• TASK TO CARRY OUT: Each record must reappear in the answer exactly as it is written.

(Web page and app entries)
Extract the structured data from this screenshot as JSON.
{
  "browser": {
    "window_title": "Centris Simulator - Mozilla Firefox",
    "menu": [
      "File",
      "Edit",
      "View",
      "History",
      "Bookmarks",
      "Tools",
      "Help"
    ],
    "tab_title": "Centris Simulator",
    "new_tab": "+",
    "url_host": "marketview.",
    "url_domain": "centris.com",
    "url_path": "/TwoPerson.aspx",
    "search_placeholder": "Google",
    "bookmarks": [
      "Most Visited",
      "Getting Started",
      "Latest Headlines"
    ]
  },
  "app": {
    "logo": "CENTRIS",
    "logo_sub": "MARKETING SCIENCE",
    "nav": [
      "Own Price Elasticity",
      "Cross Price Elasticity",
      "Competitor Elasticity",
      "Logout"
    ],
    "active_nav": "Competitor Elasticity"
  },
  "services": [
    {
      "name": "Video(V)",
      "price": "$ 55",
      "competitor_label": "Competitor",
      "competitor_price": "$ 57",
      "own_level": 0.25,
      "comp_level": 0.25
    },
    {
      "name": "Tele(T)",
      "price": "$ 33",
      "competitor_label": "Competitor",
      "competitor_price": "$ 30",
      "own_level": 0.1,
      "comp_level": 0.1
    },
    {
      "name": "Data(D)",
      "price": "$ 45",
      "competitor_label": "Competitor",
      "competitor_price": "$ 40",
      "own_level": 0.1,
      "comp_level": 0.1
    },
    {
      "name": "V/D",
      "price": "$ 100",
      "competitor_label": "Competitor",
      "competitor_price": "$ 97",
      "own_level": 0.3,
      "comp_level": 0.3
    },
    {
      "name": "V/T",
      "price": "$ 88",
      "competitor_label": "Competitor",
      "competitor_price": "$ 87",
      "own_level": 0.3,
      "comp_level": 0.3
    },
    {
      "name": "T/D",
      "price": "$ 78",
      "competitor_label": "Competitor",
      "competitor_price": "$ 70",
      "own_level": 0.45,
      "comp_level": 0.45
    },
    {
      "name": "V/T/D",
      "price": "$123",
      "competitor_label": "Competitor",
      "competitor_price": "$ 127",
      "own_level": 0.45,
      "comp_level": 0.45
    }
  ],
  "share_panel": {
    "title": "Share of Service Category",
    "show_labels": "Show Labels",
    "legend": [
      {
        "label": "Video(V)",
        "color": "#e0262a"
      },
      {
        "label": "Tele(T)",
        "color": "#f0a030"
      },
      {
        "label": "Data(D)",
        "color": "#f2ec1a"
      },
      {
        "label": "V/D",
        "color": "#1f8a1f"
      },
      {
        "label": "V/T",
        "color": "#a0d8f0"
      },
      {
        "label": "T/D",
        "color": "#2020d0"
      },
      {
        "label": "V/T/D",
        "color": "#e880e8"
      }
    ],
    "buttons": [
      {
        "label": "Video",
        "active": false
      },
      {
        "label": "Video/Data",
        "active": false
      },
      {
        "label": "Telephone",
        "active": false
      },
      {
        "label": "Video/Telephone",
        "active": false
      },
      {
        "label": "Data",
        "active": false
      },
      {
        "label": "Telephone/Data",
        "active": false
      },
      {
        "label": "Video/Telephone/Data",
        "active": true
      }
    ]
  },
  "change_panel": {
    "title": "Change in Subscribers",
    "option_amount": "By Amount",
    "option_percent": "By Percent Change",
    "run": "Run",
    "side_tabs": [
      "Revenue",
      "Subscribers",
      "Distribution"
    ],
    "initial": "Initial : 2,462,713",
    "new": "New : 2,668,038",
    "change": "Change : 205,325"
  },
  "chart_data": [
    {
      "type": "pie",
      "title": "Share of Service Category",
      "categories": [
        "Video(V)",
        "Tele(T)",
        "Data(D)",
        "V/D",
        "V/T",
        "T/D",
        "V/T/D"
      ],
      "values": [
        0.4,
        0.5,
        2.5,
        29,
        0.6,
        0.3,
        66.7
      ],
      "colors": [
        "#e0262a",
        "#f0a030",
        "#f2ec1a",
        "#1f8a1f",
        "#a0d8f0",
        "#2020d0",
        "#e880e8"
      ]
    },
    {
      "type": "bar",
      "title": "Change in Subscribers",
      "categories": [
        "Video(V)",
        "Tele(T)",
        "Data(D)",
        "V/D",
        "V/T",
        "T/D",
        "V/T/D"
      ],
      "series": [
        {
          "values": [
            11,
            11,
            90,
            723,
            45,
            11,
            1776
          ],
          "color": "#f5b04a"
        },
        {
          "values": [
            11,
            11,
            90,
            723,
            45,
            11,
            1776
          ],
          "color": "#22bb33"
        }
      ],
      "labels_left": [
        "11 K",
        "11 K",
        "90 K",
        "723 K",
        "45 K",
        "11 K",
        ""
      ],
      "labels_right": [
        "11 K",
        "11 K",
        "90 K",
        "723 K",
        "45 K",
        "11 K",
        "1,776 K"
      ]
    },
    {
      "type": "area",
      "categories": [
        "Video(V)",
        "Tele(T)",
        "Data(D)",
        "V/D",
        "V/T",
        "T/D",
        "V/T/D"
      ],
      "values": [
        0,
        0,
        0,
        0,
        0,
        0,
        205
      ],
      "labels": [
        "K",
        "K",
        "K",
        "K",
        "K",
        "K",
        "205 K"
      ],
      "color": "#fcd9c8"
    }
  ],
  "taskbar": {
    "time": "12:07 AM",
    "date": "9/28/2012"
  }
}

• ANSWER SPACE:
Extract the structured data from this screenshot as JSON.
{
  "browser": {
    "window_title": "Centris Simulator - Mozilla Firefox",
    "menu": [
      "File",
      "Edit",
      "View",
      "History",
      "Bookmarks",
      "Tools",
      "Help"
    ],
    "tab_title": "Centris Simulator",
    "new_tab": "+",
    "url_host": "marketview.",
    "url_domain": "centris.com",
    "url_path": "/TwoPerson.aspx",
    "search_placeholder": "Google",
    "bookmarks": [
      "Most Visited",
      "Getting Started",
      "Latest Headlines"
    ]
  },
  "app": {
    "logo": "CENTRIS",
    "logo_sub": "MARKETING SCIENCE",
    "nav": [
      "Own Price Elasticity",
      "Cross Price Elasticity",
      "Competitor Elasticity",
      "Logout"
    ],
    "active_nav": "Competitor Elasticity"
  },
  "services": [
    {
      "name": "Video(V)",
      "price": "$ 55",
      "competitor_label": "Competitor",
      "competitor_price": "$ 57",
      "own_level": 0.25,
      "comp_level": 0.25
    },
    {
      "name": "Tele(T)",
      "price": "$ 33",
      "competitor_label": "Competitor",
      "competitor_price": "$ 30",
      "own_level": 0.1,
      "comp_level": 0.1
    },
    {
      "name": "Data(D)",
      "price": "$ 45",
      "competitor_label": "Competitor",
      "competitor_price": "$ 40",
      "own_level": 0.1,
      "comp_level": 0.1
    },
    {
      "name": "V/D",
      "price": "$ 100",
      "competitor_label": "Competitor",
      "competitor_price": "$ 97",
      "own_level": 0.3,
      "comp_level": 0.3
    },
    {
      "name": "V/T",
      "price": "$ 88",
      "competitor_label": "Competitor",
      "competitor_price": "$ 87",
      "own_level": 0.3,
      "comp_level": 0.3
    },
    {
      "name": "T/D",
      "price": "$ 78",
      "competitor_label": "Competitor",
      "competitor_price": "$ 70",
      "own_level": 0.45,
      "comp_level": 0.45
    },
    {
      "name": "V/T/D",
      "price": "$123",
      "competitor_label": "Competitor",
      "competitor_price": "$ 127",
      "own_level": 0.45,
      "comp_level": 0.45
    }
  ],
  "share_panel": {
    "title": "Share of Service Category",
    "show_labels": "Show Labels",
    "legend": [
      {
        "label": "Video(V)",
        "color": "#e0262a"
      },
      {
        "label": "Tele(T)",
        "color": "#f0a030"
      },
      {
        "label": "Data(D)",
        "color": "#f2ec1a"
      },
      {
        "label": "V/D",
        "color": "#1f8a1f"
      },
      {
        "label": "V/T",
        "color": "#a0d8f0"
      },
      {
        "label": "T/D",
        "color": "#2020d0"
      },
      {
        "label": "V/T/D",
        "color": "#e880e8"
      }
    ],
    "buttons": [
      {
        "label": "Video",
        "active": false
      },
      {
        "label": "Video/Data",
        "active": false
      },
      {
        "label": "Telephone",
        "active": false
      },
      {
        "label": "Video/Telephone",
        "active": false
      },
      {
        "label": "Data",
        "active": false
      },
      {
        "label": "Telephone/Data",
        "active": false
      },
      {
        "label": "Video/Telephone/Data",
        "active": true
      }
    ]
  },
  "change_panel": {
    "title": "Change in Subscribers",
    "option_amount": "By Amount",
    "option_percent": "By Percent Change",
    "run": "Run",
    "side_tabs": [
      "Revenue",
      "Subscribers",
      "Distribution"
    ],
    "initial": "Initial : 2,462,713",
    "new": "New : 2,668,038",
    "change": "Change : 205,325"
  },
  "chart_data": [
    {
      "type": "pie",
      "title": "Share of Service Category",
      "categories": [
        "Video(V)",
        "Tele(T)",
        "Data(D)",
        "V/D",
        "V/T",
        "T/D",
        "V/T/D"
      ],
      "values": [
        0.4,
        0.5,
        2.5,
        29,
        0.6,
        0.3,
        66.7
      ],
      "colors": [
        "#e0262a",
        "#f0a030",
        "#f2ec1a",
        "#1f8a1f",
        "#a0d8f0",
        "#2020d0",
        "#e880e8"
      ]
    },
    {
      "type": "bar",
      "title": "Change in Subscribers",
      "categories": [
        "Video(V)",
        "Tele(T)",
        "Data(D)",
        "V/D",
        "V/T",
        "T/D",
        "V/T/D"
      ],
      "series": [
        {
          "values": [
            11,
            11,
            90,
            723,
            45,
            11,
            1776
          ],
          "color": "#f5b04a"
        },
        {
          "values": [
            11,
            11,
            90,
            723,
            45,
            11,
            1776
          ],
          "color": "#22bb33"
        }
      ],
      "labels_left": [
        "11 K",
        "11 K",
        "90 K",
        "723 K",
        "45 K",
        "11 K",
        ""
      ],
      "labels_right": [
        "11 K",
        "11 K",
        "90 K",
        "723 K",
        "45 K",
        "11 K",
        "1,776 K"
      ]
    },
    {
      "type": "area",
      "categories": [
        "Video(V)",
        "Tele(T)",
        "Data(D)",
        "V/D",
        "V/T",
        "T/D",
        "V/T/D"
      ],
      "values": [
        0,
        0,
        0,
        0,
        0,
        0,
        205
      ],
      "labels": [
        "K",
        "K",
        "K",
        "K",
        "K",
        "K",
        "205 K"
      ],
      "color": "#fcd9c8"
    }
  ],
  "taskbar": {
    "time": "12:07 AM",
    "date": "9/28/2012"
  }
}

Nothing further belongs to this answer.